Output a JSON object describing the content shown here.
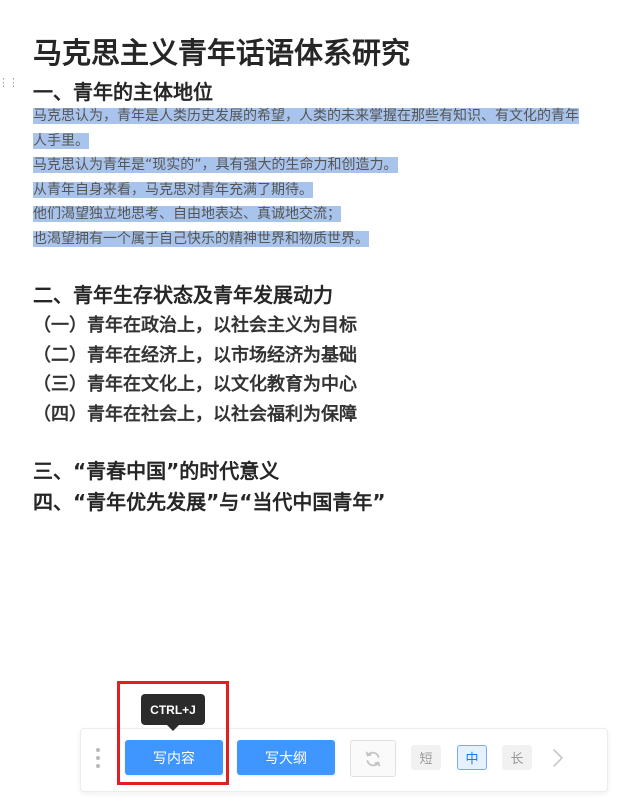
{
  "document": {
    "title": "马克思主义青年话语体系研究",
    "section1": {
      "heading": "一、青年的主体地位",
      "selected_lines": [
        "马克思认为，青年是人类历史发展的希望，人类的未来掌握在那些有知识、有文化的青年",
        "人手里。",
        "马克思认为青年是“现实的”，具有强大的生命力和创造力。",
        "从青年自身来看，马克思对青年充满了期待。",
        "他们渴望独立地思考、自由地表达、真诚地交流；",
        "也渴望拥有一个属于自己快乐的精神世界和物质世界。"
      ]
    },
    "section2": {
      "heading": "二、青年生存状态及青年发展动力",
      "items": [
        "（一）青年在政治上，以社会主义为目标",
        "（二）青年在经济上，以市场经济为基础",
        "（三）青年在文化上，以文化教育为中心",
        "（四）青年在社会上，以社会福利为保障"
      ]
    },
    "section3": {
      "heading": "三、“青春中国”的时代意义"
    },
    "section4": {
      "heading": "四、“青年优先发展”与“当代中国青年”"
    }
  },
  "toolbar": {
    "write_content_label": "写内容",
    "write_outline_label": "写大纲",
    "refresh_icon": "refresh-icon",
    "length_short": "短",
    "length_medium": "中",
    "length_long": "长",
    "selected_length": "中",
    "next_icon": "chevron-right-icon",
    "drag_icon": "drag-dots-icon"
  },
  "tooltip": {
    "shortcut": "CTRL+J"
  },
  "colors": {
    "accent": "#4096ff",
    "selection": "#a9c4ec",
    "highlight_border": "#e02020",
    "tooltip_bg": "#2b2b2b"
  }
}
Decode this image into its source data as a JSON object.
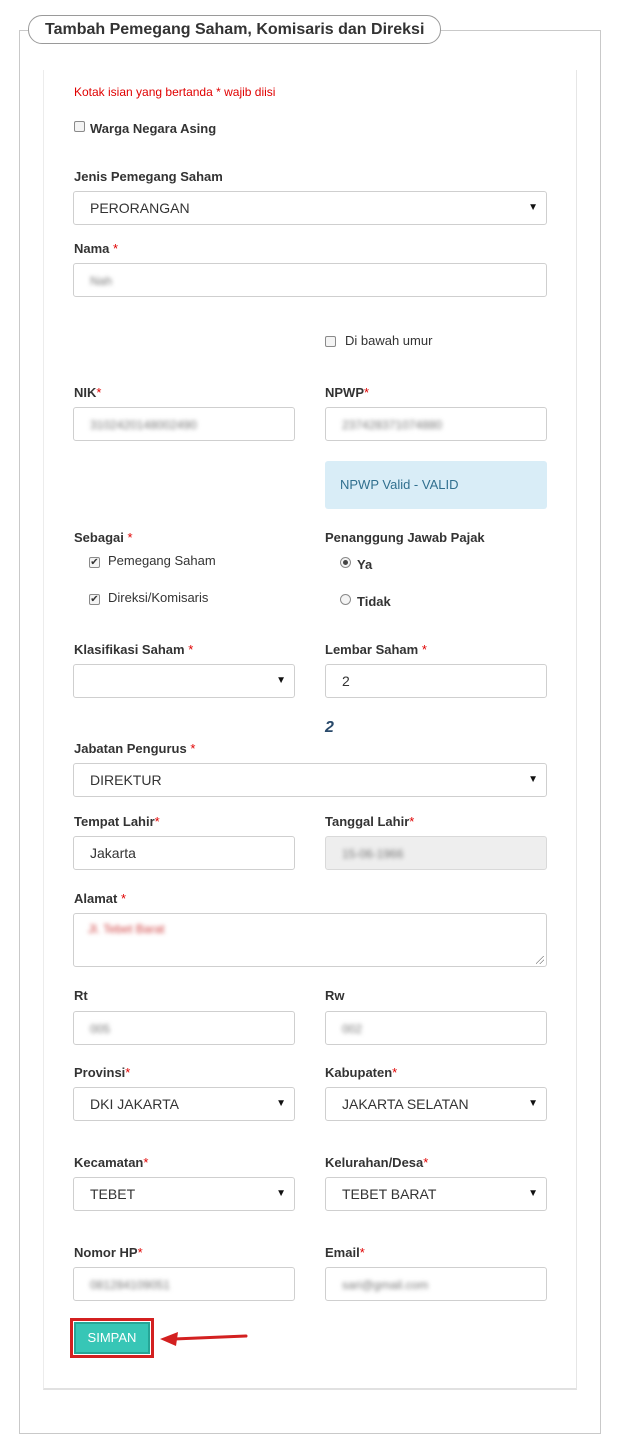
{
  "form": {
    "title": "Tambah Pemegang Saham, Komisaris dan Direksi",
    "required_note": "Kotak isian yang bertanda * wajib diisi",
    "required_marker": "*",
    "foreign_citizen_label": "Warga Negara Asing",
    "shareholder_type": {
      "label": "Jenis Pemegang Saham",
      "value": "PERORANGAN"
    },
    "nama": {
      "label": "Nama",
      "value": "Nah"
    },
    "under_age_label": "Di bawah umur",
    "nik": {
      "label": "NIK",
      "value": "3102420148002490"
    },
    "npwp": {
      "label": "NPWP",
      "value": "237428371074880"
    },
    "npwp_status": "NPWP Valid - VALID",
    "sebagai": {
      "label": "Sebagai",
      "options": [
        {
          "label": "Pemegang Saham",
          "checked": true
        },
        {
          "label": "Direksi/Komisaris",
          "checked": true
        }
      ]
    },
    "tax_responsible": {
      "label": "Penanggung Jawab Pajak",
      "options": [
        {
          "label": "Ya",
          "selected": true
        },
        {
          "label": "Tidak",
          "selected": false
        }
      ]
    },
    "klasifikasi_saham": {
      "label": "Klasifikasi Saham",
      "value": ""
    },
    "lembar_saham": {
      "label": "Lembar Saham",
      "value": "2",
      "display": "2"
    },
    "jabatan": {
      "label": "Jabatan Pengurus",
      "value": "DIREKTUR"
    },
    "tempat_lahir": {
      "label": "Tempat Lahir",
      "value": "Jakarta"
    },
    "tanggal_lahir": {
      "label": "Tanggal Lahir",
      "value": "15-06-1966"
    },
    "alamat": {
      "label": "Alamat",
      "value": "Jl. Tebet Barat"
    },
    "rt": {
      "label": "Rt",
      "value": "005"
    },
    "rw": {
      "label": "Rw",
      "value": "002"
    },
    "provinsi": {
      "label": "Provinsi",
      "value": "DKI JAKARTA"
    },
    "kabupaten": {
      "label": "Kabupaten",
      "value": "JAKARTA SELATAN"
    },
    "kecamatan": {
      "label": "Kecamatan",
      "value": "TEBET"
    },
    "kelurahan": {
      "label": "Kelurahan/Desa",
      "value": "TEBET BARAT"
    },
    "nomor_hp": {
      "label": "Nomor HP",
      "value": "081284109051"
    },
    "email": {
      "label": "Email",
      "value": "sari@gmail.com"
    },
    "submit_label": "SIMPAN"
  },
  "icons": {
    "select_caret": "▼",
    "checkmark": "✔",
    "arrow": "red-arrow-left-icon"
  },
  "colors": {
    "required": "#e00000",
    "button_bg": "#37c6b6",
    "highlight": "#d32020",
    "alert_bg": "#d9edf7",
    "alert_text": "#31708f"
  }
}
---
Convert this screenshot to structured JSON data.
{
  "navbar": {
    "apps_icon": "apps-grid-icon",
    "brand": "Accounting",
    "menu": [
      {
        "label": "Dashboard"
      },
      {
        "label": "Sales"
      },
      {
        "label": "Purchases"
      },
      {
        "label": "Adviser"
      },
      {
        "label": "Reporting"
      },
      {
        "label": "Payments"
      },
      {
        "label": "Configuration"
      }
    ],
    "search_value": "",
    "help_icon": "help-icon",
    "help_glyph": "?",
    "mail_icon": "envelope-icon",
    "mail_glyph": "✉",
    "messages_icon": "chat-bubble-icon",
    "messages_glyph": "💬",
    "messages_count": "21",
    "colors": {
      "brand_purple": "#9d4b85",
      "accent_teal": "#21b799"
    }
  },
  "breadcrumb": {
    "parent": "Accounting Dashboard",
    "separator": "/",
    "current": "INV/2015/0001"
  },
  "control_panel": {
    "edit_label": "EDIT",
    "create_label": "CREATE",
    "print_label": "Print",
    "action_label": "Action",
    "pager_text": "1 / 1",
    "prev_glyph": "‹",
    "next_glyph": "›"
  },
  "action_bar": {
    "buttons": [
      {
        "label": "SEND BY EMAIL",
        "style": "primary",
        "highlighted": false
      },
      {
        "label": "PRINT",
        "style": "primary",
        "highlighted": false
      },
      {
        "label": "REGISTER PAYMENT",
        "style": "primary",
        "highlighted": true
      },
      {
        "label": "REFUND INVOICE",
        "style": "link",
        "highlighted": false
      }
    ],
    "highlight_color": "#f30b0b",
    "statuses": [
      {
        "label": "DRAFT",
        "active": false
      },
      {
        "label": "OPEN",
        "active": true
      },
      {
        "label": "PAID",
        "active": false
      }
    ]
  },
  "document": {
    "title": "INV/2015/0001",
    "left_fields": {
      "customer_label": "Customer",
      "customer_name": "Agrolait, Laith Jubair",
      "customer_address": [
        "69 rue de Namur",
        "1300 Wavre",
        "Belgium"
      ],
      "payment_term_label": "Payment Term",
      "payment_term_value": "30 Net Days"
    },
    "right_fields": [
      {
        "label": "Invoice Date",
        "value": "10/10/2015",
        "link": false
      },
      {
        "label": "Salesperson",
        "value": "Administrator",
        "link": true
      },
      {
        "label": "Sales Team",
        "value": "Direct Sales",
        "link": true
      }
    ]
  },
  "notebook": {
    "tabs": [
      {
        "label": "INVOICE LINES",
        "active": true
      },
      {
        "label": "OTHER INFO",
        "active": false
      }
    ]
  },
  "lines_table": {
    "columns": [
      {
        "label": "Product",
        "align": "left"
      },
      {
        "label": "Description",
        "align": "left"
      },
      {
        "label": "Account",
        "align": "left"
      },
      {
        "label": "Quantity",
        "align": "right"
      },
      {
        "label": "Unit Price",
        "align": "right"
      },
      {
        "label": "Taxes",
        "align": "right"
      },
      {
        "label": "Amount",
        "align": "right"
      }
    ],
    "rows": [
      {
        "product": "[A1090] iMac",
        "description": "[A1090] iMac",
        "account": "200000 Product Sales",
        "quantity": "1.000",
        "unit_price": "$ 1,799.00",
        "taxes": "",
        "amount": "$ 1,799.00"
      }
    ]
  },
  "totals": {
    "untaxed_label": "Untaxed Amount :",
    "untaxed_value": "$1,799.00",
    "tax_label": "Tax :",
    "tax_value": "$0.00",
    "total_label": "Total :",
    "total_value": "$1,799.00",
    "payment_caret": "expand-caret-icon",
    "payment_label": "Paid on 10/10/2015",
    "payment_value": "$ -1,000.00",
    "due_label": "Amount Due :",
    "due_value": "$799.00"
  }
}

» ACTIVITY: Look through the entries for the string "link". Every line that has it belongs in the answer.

» ANSWER BOX:
        "style": "link",
        "link": false
        "link": true
        "link": true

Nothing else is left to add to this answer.